→ TASK REQUIREMENTS:
Among the entries, find the lines with the string "kind" and copy them.

##### MATERIAL PROVIDED #####

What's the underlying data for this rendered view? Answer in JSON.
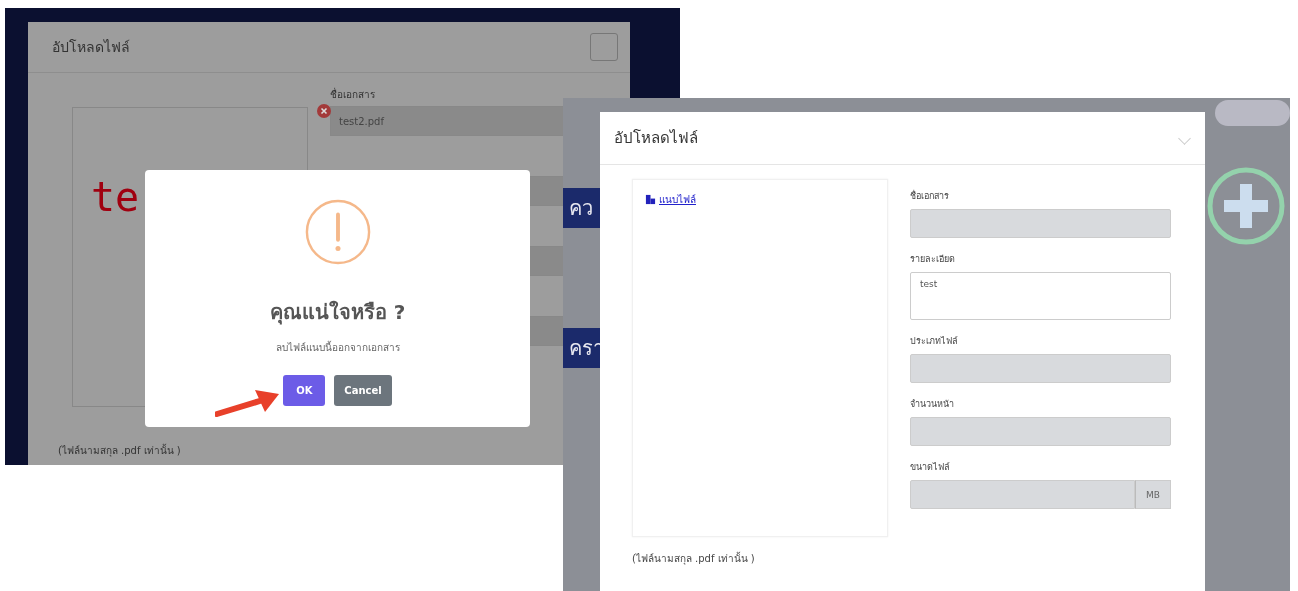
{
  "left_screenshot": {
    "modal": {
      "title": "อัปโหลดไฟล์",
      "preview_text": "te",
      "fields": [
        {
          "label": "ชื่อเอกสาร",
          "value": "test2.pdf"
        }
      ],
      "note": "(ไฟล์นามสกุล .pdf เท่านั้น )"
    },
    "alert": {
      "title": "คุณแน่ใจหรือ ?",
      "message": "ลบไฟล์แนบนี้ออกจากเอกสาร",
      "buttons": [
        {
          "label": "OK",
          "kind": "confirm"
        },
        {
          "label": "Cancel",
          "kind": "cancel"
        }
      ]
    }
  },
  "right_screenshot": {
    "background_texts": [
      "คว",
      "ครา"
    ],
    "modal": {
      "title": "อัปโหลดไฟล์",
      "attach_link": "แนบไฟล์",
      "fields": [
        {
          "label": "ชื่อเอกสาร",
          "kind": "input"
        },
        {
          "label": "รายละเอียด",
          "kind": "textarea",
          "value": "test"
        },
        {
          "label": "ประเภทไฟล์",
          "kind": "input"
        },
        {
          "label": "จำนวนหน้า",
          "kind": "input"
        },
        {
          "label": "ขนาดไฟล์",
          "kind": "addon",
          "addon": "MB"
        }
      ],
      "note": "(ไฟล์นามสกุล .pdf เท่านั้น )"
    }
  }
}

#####

→ PROBLEM SOLUTION:
          "kind": "confirm"
          "kind": "cancel"
          "kind": "input"
          "kind": "textarea",
          "kind": "input"
          "kind": "input"
          "kind": "addon",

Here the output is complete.